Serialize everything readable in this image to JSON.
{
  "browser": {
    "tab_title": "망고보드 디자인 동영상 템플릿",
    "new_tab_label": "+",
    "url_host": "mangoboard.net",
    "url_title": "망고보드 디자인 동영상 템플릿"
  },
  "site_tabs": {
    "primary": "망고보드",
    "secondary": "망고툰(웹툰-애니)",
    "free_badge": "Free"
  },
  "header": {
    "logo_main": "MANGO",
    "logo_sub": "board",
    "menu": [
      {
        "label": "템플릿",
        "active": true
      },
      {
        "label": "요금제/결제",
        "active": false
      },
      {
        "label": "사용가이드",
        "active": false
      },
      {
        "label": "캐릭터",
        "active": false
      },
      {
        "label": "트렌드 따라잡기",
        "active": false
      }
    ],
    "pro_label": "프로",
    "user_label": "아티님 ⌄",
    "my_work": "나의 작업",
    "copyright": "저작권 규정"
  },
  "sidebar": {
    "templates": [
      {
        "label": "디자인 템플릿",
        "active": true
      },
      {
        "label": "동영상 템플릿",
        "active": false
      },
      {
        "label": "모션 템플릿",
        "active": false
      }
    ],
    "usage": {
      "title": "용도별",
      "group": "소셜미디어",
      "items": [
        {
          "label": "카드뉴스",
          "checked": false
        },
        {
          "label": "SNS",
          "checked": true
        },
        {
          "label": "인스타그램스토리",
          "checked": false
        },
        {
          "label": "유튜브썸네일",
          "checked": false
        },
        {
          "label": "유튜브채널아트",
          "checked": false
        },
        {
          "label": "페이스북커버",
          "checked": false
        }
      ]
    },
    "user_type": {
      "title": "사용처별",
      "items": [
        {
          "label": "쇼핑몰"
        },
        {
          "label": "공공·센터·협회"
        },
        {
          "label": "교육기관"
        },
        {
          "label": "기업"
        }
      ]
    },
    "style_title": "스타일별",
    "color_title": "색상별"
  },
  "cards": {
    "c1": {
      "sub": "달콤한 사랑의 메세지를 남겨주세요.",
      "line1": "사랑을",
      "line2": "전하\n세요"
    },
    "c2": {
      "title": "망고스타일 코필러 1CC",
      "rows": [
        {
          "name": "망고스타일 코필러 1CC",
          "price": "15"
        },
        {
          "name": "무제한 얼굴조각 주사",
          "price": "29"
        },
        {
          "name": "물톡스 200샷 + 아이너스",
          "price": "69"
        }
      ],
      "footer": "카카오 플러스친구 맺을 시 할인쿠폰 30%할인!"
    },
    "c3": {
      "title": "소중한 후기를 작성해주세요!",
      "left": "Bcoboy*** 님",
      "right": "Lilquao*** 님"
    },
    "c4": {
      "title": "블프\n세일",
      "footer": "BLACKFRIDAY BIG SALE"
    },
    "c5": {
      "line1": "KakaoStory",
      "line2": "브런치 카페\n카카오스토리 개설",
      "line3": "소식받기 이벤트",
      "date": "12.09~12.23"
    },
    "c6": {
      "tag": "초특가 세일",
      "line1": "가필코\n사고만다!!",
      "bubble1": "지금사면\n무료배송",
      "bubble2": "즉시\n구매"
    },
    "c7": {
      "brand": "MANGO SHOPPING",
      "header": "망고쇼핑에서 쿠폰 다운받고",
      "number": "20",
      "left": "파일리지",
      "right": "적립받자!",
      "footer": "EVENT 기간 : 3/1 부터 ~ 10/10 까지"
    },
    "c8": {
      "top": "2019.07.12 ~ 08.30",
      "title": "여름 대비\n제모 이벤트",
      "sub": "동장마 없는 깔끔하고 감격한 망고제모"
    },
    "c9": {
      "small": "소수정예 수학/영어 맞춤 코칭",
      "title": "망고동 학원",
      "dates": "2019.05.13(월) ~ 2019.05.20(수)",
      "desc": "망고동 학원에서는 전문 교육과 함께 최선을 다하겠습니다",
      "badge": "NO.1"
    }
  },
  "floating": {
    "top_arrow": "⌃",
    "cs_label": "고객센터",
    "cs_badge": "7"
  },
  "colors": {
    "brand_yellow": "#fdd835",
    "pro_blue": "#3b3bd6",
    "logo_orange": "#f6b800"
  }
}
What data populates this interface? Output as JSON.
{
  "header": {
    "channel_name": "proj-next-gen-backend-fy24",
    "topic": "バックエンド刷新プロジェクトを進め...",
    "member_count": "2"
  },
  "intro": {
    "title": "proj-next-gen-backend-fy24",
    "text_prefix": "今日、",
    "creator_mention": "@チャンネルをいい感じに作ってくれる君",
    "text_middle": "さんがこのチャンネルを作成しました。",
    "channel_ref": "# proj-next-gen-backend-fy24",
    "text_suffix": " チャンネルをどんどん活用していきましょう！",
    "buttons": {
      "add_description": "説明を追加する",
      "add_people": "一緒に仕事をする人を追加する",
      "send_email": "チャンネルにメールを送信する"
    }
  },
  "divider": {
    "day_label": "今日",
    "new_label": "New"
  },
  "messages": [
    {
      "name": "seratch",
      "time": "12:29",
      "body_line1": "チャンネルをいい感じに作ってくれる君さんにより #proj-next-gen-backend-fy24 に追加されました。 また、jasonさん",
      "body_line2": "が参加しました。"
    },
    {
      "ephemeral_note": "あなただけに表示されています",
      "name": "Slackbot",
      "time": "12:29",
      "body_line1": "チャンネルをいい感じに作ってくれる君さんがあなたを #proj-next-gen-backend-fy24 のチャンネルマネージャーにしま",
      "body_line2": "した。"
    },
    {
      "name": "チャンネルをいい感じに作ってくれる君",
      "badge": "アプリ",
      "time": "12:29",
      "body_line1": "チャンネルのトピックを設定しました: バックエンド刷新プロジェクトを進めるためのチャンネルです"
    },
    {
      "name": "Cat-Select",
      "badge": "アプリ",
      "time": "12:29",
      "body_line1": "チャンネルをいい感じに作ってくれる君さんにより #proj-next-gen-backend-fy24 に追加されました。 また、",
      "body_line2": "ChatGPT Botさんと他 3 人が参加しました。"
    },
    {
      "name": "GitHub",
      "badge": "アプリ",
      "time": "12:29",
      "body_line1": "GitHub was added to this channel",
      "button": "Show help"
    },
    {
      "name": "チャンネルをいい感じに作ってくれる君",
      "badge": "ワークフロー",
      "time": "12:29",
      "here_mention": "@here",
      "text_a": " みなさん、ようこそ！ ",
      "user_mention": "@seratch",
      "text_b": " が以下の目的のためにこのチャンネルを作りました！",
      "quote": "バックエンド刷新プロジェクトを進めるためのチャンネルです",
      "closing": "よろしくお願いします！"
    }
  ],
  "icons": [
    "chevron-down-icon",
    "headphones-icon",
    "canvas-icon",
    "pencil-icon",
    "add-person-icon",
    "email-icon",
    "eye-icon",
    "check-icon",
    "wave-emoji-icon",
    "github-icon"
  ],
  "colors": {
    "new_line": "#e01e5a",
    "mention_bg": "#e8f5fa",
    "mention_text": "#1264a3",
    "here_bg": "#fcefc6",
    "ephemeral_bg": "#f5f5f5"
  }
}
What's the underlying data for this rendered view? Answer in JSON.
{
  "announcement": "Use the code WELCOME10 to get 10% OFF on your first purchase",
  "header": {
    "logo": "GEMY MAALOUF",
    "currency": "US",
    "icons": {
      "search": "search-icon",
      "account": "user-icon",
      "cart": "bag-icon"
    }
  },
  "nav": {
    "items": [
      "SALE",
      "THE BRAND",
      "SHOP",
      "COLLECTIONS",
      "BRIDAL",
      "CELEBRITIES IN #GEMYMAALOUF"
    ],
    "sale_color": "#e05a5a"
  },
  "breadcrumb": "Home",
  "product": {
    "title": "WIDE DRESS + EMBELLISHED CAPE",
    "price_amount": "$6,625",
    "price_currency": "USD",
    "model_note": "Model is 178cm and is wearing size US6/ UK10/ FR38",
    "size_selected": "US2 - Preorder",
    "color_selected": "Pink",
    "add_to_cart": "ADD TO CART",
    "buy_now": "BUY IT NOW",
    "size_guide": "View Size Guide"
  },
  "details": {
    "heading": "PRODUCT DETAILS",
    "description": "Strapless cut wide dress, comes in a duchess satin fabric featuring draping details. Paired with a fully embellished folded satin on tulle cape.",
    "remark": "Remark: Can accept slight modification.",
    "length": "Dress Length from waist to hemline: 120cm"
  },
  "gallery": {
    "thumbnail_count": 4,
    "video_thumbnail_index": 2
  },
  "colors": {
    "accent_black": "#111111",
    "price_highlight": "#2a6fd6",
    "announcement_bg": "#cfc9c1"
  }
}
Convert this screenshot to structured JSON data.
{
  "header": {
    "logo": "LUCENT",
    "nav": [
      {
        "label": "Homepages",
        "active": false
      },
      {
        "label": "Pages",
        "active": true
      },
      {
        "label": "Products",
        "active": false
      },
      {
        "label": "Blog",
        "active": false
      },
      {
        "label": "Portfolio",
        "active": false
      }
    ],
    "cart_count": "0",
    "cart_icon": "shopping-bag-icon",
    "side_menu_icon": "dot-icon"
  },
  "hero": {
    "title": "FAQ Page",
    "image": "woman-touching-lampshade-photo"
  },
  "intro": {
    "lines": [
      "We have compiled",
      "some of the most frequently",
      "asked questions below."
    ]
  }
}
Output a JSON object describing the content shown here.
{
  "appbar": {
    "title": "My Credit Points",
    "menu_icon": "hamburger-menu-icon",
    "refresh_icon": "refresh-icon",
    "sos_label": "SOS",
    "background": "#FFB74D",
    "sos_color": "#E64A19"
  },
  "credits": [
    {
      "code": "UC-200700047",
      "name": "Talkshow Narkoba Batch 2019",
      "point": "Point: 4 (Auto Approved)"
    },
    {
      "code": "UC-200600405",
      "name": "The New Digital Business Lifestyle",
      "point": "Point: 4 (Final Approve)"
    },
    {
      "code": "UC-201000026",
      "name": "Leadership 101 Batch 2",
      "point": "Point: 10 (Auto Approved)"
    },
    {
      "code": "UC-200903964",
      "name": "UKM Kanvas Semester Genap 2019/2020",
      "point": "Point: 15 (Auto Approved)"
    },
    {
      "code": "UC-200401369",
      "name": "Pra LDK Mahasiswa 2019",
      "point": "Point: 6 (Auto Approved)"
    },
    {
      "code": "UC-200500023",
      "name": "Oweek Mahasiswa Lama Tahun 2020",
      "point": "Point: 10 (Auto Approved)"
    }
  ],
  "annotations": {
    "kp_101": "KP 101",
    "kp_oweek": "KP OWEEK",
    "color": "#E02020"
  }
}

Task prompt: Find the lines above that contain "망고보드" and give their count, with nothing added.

Reply to the exercise: 3